Four years later, voter turnout was 55 per cent and 61 per cent voted in favour of first past the post.
The latest referendum is binding and the winner will be declared by a simple majority of votes cast.
Tieleman said if the vote favours proportional representation, he’d question whether the electorate really supports the shift. If turnout remains in the range of 40 per cent and just over half of those votes are for change, that would mean only about 20 per of the electorate voted for proportional representation, while 80 per cent either voted against it or didn’t vote at all, he said.
But Green party Leader Andrew Weaver, who supports proportional representation, said the results should be accepted whatever they may be. If civic election results are accepted when turnout is lower than 41 per cent, then so should the referendum results, he said.
“The reality is, this is our democratic system. We are entitled to vote, we can vote if we wish and if we choose not to vote, we make that choice accordingly,” Weaver said.
“We have all along said that we will support whatever outcome there is. It’s an exciting opportunity for people to get engaged in discussions about our democratic institutions and the people are ultimately right.

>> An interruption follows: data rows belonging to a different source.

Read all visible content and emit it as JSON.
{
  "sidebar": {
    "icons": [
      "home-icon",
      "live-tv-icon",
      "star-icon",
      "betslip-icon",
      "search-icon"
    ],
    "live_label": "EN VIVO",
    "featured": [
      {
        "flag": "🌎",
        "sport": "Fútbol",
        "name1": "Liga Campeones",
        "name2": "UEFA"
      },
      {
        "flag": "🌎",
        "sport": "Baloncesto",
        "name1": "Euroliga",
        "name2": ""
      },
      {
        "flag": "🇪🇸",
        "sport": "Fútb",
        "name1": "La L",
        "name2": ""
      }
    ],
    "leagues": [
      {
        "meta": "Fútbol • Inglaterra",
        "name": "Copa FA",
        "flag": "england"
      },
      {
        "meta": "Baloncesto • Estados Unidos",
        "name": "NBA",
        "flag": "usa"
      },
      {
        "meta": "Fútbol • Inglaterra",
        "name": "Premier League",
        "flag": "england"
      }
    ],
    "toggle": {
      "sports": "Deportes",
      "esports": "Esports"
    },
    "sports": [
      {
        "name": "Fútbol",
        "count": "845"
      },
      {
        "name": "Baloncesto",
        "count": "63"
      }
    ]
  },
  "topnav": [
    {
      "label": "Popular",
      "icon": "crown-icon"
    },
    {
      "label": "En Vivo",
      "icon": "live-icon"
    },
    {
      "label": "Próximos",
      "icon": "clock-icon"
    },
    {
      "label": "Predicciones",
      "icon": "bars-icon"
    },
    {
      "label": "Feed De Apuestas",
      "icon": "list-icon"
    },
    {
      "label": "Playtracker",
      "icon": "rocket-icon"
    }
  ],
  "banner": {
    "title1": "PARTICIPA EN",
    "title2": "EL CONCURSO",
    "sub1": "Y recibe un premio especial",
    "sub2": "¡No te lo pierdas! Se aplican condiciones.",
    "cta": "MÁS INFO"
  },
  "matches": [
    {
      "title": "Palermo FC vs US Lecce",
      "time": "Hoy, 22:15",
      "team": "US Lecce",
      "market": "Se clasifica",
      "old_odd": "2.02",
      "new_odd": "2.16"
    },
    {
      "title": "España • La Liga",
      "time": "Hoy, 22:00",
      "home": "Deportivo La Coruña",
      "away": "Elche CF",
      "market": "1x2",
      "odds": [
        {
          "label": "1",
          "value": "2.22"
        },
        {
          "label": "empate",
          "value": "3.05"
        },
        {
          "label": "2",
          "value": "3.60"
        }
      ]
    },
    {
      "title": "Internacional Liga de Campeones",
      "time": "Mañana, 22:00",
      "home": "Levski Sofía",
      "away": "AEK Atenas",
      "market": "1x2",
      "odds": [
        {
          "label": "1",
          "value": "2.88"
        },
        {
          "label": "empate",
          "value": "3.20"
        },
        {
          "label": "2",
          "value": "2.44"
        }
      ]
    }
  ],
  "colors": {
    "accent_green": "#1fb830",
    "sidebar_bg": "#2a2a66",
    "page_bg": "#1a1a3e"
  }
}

Whatever they choose is what we’ll move forward with.”
Maria Dobrinskaya, an advocate with the Vote PR BC campaign, said low voter turnout is a symptom of the public’s disengagement with the current political system and that’s one of the things the Yes side hopes electoral reform will change.
“I would like to see voter turnout be a lot higher and citizen participation in our democratic processes a lot more engaged. I’m hoping that bringing in a new way of voting will be one part of starting to address that,” she said.
Given that the vote could change the fundamentals of British Columbia’s democracy, B.C. Liberal Leader Andrew Wilkinson said he’d prefer to see a strong majority vote one way or the other. But he said passing the 40 per cent turnout mark is impressive, because it is a complicated topic.
“This was such a confusing ballot that it’s actually comforting to see that many people took the time to sort it out and cast their vote, so we’re all going to be watching with interest to see what people decide,” Wilkinson said.
He expressed concern, however, that if proportional representation passes, an even smaller portion of the electorate will have voted in favour of the particular form it takes. A second question on the ballot asked voters to rank one of three forms of proportional representation, which has the support of the province’s NDP government.
“If less than a quarter of the public chooses to change to proportional representation, and then a fraction of them choose one of the NDP-selected systems, I think there’s going to be a real problem,” Wilkinson said.
Elections BC spokeswoman Rebecca Penz said final turnout numbers will continue to be reported into early next week. She said the elections authority is hoping to release results by Christmas.
Other provinces, including Prince Edward Island and Ontario, have also held referendums on their electoral systems but neither made any changes.
In Prince Edward Island in 2016, the Liberal government decided not to honour a provincial plebiscite on electoral reform, in which only 36 per cent of eligible voters took part. Premier Wade MacLauchlan said it was debatable whether the result reflected the will of Islanders, and announced another vote will be held during the 2019 provincial election.